The reply must consist of one number: how many lines of the data include the word "caption".

Interface dataset entries

↓↓↓

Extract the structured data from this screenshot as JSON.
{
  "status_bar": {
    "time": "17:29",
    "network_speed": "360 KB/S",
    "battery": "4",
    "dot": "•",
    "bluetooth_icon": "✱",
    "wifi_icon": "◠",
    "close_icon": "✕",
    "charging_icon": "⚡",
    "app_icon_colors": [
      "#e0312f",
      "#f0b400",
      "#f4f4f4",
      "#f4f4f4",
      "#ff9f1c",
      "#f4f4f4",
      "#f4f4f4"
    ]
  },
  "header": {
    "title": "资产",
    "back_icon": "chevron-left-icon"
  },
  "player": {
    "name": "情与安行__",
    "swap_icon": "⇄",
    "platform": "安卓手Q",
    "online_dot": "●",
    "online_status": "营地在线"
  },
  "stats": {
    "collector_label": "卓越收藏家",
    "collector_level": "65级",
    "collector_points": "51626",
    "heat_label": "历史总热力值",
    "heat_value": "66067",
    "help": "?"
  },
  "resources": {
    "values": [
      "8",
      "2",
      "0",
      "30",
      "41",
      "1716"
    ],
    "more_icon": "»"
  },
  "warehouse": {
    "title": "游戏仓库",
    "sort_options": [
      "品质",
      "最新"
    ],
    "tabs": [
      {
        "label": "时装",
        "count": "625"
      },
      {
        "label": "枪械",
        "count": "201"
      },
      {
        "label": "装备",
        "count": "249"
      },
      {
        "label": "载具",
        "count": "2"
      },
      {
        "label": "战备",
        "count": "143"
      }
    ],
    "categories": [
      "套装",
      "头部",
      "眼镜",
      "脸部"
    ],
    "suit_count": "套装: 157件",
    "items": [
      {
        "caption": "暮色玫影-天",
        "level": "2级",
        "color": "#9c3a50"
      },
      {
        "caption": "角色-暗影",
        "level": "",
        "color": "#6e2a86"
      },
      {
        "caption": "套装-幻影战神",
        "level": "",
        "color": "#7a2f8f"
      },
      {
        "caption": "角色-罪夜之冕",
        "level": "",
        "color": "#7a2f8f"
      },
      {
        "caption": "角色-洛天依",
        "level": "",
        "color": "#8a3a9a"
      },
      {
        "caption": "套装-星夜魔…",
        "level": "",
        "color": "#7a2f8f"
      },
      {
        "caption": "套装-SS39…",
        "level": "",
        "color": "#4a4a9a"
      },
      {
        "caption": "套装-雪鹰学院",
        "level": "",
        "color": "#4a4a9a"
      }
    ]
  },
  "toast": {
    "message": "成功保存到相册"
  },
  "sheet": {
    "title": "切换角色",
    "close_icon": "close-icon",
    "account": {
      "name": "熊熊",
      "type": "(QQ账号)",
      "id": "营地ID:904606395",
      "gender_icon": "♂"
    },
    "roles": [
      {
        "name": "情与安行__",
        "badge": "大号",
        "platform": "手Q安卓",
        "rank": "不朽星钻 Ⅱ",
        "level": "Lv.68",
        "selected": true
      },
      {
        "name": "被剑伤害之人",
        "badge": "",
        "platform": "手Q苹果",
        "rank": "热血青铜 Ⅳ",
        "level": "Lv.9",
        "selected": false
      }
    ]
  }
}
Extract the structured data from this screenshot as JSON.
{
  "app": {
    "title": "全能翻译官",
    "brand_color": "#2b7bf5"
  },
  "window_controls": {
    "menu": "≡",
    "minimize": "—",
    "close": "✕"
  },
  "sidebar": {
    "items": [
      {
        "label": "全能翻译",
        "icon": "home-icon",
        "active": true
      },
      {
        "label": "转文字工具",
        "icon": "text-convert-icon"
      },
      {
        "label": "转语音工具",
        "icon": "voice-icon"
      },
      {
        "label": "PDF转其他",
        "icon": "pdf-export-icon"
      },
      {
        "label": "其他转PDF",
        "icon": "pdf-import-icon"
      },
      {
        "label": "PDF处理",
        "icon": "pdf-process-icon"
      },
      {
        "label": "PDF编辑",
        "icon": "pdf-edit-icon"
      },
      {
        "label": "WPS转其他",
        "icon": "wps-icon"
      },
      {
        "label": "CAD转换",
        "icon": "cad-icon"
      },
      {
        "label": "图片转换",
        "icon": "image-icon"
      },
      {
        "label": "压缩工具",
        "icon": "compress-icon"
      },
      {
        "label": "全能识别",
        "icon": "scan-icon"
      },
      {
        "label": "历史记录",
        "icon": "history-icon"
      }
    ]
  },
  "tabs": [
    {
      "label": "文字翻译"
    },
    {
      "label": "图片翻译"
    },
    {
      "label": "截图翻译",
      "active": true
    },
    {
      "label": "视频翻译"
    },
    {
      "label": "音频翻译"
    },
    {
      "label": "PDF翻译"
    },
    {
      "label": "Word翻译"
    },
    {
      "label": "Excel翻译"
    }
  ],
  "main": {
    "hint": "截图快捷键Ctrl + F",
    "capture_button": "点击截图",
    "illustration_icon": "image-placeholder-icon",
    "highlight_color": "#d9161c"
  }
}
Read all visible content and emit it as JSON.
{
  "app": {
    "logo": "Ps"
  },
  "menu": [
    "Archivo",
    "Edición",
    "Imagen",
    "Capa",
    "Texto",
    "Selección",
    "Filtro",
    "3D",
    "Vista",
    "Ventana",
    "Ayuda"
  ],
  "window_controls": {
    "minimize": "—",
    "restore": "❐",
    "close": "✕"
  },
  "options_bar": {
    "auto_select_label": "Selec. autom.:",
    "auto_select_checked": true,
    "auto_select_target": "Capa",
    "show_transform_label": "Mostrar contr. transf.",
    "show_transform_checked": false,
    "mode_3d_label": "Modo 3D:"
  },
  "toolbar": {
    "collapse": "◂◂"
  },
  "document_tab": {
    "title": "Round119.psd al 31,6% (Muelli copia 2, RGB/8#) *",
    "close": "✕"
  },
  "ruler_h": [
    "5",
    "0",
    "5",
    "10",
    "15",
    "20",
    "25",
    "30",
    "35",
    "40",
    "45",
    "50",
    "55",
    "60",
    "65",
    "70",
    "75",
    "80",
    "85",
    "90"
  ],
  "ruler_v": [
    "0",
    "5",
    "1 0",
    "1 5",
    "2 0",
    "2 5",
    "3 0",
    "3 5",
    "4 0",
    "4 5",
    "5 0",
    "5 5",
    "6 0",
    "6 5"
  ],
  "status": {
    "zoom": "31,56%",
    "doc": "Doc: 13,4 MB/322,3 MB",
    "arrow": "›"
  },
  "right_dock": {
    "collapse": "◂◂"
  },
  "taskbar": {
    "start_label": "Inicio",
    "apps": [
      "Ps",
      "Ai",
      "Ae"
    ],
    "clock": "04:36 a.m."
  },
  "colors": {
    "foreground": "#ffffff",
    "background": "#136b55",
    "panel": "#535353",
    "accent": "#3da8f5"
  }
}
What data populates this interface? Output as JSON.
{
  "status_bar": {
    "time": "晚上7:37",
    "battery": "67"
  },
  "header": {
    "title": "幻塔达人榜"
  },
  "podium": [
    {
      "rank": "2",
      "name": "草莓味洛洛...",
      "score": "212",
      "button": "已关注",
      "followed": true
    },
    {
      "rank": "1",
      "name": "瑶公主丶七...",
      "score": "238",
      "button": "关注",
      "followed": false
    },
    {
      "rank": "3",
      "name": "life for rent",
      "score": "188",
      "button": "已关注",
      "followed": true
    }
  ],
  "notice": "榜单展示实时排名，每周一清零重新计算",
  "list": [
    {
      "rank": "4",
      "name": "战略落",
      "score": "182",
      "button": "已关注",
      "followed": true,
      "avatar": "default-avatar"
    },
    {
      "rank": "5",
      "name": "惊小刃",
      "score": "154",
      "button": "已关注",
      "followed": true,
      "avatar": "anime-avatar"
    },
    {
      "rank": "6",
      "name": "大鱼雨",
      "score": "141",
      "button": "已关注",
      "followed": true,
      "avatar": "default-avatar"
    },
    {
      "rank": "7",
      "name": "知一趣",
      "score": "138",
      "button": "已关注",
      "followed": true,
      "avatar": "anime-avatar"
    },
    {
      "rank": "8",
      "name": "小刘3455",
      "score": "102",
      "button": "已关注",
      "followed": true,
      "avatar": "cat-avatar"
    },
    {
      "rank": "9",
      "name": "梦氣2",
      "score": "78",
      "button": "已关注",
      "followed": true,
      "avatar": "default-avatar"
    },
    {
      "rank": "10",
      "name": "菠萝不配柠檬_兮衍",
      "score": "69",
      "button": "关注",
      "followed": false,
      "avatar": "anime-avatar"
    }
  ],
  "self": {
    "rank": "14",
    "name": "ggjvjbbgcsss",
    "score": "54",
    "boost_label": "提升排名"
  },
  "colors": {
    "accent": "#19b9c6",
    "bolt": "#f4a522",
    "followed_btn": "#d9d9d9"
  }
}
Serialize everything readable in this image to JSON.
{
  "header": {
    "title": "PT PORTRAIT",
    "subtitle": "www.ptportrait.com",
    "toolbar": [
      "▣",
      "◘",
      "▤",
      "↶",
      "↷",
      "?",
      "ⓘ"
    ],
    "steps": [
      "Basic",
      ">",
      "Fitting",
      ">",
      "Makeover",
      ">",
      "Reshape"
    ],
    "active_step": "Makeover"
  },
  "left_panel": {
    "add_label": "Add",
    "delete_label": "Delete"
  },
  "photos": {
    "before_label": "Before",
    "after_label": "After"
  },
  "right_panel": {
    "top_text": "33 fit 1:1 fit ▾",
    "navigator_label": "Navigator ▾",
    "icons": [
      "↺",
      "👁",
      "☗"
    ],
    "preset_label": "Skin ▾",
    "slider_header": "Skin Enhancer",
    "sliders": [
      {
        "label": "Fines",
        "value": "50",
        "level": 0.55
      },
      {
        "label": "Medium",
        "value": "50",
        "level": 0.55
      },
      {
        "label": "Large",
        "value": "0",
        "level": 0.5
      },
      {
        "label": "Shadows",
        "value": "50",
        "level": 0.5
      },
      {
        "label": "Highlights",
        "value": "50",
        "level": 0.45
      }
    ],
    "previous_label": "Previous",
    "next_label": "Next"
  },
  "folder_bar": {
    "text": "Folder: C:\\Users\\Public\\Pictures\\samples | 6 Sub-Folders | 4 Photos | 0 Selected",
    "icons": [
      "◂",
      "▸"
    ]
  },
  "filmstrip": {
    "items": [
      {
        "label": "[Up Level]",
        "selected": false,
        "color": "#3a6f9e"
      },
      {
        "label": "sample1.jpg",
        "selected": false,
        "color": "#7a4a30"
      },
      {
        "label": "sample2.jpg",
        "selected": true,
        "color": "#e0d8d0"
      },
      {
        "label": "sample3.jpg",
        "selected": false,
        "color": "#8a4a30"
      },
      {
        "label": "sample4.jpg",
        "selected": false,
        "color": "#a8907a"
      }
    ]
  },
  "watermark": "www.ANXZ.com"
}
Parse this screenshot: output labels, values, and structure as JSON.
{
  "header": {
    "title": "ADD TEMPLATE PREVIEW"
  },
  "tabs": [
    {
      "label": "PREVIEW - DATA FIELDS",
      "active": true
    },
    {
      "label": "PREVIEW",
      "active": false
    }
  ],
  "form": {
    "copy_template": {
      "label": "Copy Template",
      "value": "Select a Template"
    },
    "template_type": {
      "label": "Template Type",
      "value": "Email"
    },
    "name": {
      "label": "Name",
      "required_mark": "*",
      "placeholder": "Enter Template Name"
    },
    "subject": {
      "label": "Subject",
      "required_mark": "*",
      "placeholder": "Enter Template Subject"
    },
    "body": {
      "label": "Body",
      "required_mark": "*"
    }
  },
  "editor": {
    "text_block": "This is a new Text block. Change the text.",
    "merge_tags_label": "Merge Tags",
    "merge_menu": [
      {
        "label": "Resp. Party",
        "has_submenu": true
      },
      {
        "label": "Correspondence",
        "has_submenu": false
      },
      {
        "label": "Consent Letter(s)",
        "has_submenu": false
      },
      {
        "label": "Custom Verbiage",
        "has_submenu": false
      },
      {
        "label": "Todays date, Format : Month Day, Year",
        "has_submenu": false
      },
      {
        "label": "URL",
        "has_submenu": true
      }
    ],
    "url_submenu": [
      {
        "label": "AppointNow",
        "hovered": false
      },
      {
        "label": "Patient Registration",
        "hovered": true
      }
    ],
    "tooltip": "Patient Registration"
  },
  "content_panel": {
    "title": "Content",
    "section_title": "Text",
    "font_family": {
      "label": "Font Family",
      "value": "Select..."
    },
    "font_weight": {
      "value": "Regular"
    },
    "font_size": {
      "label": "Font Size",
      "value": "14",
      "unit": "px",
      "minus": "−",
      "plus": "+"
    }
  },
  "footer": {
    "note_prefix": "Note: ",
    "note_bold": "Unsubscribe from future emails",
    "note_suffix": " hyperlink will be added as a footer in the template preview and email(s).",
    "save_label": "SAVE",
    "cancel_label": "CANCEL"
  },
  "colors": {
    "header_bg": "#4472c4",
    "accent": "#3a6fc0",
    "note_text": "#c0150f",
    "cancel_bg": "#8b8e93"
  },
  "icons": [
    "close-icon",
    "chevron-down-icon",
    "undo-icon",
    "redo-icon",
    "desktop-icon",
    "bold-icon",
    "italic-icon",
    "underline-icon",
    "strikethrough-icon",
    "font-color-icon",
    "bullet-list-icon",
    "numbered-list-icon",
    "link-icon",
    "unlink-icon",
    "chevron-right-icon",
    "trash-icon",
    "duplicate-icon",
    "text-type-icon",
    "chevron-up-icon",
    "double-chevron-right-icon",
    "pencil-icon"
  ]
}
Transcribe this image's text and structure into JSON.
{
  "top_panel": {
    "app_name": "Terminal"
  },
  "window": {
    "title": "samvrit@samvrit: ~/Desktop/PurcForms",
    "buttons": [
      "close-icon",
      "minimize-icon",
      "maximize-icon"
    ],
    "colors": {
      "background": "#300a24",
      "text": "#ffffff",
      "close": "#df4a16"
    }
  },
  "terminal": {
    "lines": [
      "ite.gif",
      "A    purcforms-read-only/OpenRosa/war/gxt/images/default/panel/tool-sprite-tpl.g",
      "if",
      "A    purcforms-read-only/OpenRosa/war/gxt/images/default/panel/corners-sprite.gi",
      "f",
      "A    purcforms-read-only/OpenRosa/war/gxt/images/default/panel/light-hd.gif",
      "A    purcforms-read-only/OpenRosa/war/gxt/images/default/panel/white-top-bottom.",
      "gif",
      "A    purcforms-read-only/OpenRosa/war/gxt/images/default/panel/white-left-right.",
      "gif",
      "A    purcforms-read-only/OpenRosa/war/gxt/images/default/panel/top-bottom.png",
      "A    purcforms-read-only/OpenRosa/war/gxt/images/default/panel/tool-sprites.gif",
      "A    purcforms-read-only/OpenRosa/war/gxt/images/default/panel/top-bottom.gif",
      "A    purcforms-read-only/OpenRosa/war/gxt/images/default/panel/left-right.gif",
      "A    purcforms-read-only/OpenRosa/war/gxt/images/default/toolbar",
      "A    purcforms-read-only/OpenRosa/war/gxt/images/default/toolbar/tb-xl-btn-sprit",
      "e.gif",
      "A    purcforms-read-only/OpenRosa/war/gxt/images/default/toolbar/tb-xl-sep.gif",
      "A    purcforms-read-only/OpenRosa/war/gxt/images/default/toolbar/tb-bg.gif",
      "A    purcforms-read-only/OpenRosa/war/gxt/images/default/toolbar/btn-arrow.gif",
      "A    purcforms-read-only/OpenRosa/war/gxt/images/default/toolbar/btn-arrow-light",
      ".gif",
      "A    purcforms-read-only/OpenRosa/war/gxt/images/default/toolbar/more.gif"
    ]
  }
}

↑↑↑

*EXERCISE OUTPUT:* 8